[Opening Entries provided section]

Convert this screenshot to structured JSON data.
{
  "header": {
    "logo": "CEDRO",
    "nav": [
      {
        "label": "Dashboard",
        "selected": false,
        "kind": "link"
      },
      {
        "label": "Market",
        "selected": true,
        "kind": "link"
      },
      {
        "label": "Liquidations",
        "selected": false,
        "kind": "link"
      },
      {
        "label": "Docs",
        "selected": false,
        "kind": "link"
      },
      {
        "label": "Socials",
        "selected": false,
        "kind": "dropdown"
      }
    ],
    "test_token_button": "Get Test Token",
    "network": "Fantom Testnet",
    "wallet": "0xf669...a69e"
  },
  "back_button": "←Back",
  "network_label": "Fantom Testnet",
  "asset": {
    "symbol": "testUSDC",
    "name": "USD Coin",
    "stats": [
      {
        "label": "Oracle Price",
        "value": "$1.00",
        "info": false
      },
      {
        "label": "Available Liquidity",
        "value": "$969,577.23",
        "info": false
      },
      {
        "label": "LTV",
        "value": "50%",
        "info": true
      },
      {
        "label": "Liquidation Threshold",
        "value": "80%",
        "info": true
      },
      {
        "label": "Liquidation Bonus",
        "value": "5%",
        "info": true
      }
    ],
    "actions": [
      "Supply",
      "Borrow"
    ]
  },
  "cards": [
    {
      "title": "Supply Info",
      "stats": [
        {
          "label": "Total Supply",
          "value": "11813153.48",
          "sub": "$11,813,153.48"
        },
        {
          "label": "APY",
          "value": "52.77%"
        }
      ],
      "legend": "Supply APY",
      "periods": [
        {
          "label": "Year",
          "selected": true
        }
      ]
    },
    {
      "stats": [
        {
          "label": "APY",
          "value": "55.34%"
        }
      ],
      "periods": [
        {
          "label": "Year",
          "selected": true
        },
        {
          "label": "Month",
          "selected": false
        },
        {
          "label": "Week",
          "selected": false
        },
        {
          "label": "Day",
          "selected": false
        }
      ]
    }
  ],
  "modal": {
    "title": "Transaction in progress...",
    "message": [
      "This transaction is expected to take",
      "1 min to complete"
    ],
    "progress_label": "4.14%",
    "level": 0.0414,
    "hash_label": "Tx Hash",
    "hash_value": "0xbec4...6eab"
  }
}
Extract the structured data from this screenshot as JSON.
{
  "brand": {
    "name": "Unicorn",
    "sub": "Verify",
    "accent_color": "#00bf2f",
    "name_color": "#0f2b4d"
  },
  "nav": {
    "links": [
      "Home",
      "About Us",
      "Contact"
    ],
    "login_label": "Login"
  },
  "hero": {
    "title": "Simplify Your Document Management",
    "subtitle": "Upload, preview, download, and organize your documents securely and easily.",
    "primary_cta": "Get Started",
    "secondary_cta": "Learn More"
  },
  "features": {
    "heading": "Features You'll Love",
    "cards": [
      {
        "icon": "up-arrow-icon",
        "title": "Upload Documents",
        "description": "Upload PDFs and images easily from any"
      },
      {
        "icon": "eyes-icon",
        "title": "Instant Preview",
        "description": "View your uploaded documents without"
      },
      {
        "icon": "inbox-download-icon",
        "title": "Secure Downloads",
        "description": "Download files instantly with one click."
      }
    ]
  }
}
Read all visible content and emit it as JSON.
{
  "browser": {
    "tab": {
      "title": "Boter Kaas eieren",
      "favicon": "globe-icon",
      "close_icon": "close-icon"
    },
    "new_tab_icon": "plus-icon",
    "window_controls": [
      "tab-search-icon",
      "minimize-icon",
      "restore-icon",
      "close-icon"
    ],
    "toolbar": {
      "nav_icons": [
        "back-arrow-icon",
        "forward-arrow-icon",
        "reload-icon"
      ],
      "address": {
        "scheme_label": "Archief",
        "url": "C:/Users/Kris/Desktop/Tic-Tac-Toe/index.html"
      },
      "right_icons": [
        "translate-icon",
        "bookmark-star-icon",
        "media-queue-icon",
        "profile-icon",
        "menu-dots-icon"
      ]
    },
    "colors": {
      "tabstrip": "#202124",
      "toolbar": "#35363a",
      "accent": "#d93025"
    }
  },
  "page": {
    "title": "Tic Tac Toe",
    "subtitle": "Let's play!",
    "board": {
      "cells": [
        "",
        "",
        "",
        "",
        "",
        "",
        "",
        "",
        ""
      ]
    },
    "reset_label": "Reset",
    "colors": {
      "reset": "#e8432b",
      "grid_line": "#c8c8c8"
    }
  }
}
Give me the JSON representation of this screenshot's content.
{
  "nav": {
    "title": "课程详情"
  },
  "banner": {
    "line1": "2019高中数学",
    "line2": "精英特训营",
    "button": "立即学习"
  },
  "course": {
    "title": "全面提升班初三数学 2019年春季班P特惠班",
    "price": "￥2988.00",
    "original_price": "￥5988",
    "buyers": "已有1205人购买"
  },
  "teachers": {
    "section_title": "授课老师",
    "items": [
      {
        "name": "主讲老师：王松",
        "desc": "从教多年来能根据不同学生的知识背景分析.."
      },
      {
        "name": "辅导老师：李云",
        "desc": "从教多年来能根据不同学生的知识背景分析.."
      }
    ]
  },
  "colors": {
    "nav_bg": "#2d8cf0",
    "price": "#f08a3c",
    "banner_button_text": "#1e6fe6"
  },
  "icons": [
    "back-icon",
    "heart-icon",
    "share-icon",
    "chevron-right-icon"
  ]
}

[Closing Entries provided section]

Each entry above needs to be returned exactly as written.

Solution:
Convert this screenshot to structured JSON data.
{
  "header": {
    "logo": "CEDRO",
    "nav": [
      {
        "label": "Dashboard",
        "selected": false,
        "kind": "link"
      },
      {
        "label": "Market",
        "selected": true,
        "kind": "link"
      },
      {
        "label": "Liquidations",
        "selected": false,
        "kind": "link"
      },
      {
        "label": "Docs",
        "selected": false,
        "kind": "link"
      },
      {
        "label": "Socials",
        "selected": false,
        "kind": "dropdown"
      }
    ],
    "test_token_button": "Get Test Token",
    "network": "Fantom Testnet",
    "wallet": "0xf669...a69e"
  },
  "back_button": "←Back",
  "network_label": "Fantom Testnet",
  "asset": {
    "symbol": "testUSDC",
    "name": "USD Coin",
    "stats": [
      {
        "label": "Oracle Price",
        "value": "$1.00",
        "info": false
      },
      {
        "label": "Available Liquidity",
        "value": "$969,577.23",
        "info": false
      },
      {
        "label": "LTV",
        "value": "50%",
        "info": true
      },
      {
        "label": "Liquidation Threshold",
        "value": "80%",
        "info": true
      },
      {
        "label": "Liquidation Bonus",
        "value": "5%",
        "info": true
      }
    ],
    "actions": [
      "Supply",
      "Borrow"
    ]
  },
  "cards": [
    {
      "title": "Supply Info",
      "stats": [
        {
          "label": "Total Supply",
          "value": "11813153.48",
          "sub": "$11,813,153.48"
        },
        {
          "label": "APY",
          "value": "52.77%"
        }
      ],
      "legend": "Supply APY",
      "periods": [
        {
          "label": "Year",
          "selected": true
        }
      ]
    },
    {
      "stats": [
        {
          "label": "APY",
          "value": "55.34%"
        }
      ],
      "periods": [
        {
          "label": "Year",
          "selected": true
        },
        {
          "label": "Month",
          "selected": false
        },
        {
          "label": "Week",
          "selected": false
        },
        {
          "label": "Day",
          "selected": false
        }
      ]
    }
  ],
  "modal": {
    "title": "Transaction in progress...",
    "message": [
      "This transaction is expected to take",
      "1 min to complete"
    ],
    "progress_label": "4.14%",
    "level": 0.0414,
    "hash_label": "Tx Hash",
    "hash_value": "0xbec4...6eab"
  }
}
Extract the structured data from this screenshot as JSON.
{
  "brand": {
    "name": "Unicorn",
    "sub": "Verify",
    "accent_color": "#00bf2f",
    "name_color": "#0f2b4d"
  },
  "nav": {
    "links": [
      "Home",
      "About Us",
      "Contact"
    ],
    "login_label": "Login"
  },
  "hero": {
    "title": "Simplify Your Document Management",
    "subtitle": "Upload, preview, download, and organize your documents securely and easily.",
    "primary_cta": "Get Started",
    "secondary_cta": "Learn More"
  },
  "features": {
    "heading": "Features You'll Love",
    "cards": [
      {
        "icon": "up-arrow-icon",
        "title": "Upload Documents",
        "description": "Upload PDFs and images easily from any"
      },
      {
        "icon": "eyes-icon",
        "title": "Instant Preview",
        "description": "View your uploaded documents without"
      },
      {
        "icon": "inbox-download-icon",
        "title": "Secure Downloads",
        "description": "Download files instantly with one click."
      }
    ]
  }
}
Read all visible content and emit it as JSON.
{
  "browser": {
    "tab": {
      "title": "Boter Kaas eieren",
      "favicon": "globe-icon",
      "close_icon": "close-icon"
    },
    "new_tab_icon": "plus-icon",
    "window_controls": [
      "tab-search-icon",
      "minimize-icon",
      "restore-icon",
      "close-icon"
    ],
    "toolbar": {
      "nav_icons": [
        "back-arrow-icon",
        "forward-arrow-icon",
        "reload-icon"
      ],
      "address": {
        "scheme_label": "Archief",
        "url": "C:/Users/Kris/Desktop/Tic-Tac-Toe/index.html"
      },
      "right_icons": [
        "translate-icon",
        "bookmark-star-icon",
        "media-queue-icon",
        "profile-icon",
        "menu-dots-icon"
      ]
    },
    "colors": {
      "tabstrip": "#202124",
      "toolbar": "#35363a",
      "accent": "#d93025"
    }
  },
  "page": {
    "title": "Tic Tac Toe",
    "subtitle": "Let's play!",
    "board": {
      "cells": [
        "",
        "",
        "",
        "",
        "",
        "",
        "",
        "",
        ""
      ]
    },
    "reset_label": "Reset",
    "colors": {
      "reset": "#e8432b",
      "grid_line": "#c8c8c8"
    }
  }
}
Give me the JSON representation of this screenshot's content.
{
  "nav": {
    "title": "课程详情"
  },
  "banner": {
    "line1": "2019高中数学",
    "line2": "精英特训营",
    "button": "立即学习"
  },
  "course": {
    "title": "全面提升班初三数学 2019年春季班P特惠班",
    "price": "￥2988.00",
    "original_price": "￥5988",
    "buyers": "已有1205人购买"
  },
  "teachers": {
    "section_title": "授课老师",
    "items": [
      {
        "name": "主讲老师：王松",
        "desc": "从教多年来能根据不同学生的知识背景分析.."
      },
      {
        "name": "辅导老师：李云",
        "desc": "从教多年来能根据不同学生的知识背景分析.."
      }
    ]
  },
  "colors": {
    "nav_bg": "#2d8cf0",
    "price": "#f08a3c",
    "banner_button_text": "#1e6fe6"
  },
  "icons": [
    "back-icon",
    "heart-icon",
    "share-icon",
    "chevron-right-icon"
  ]
}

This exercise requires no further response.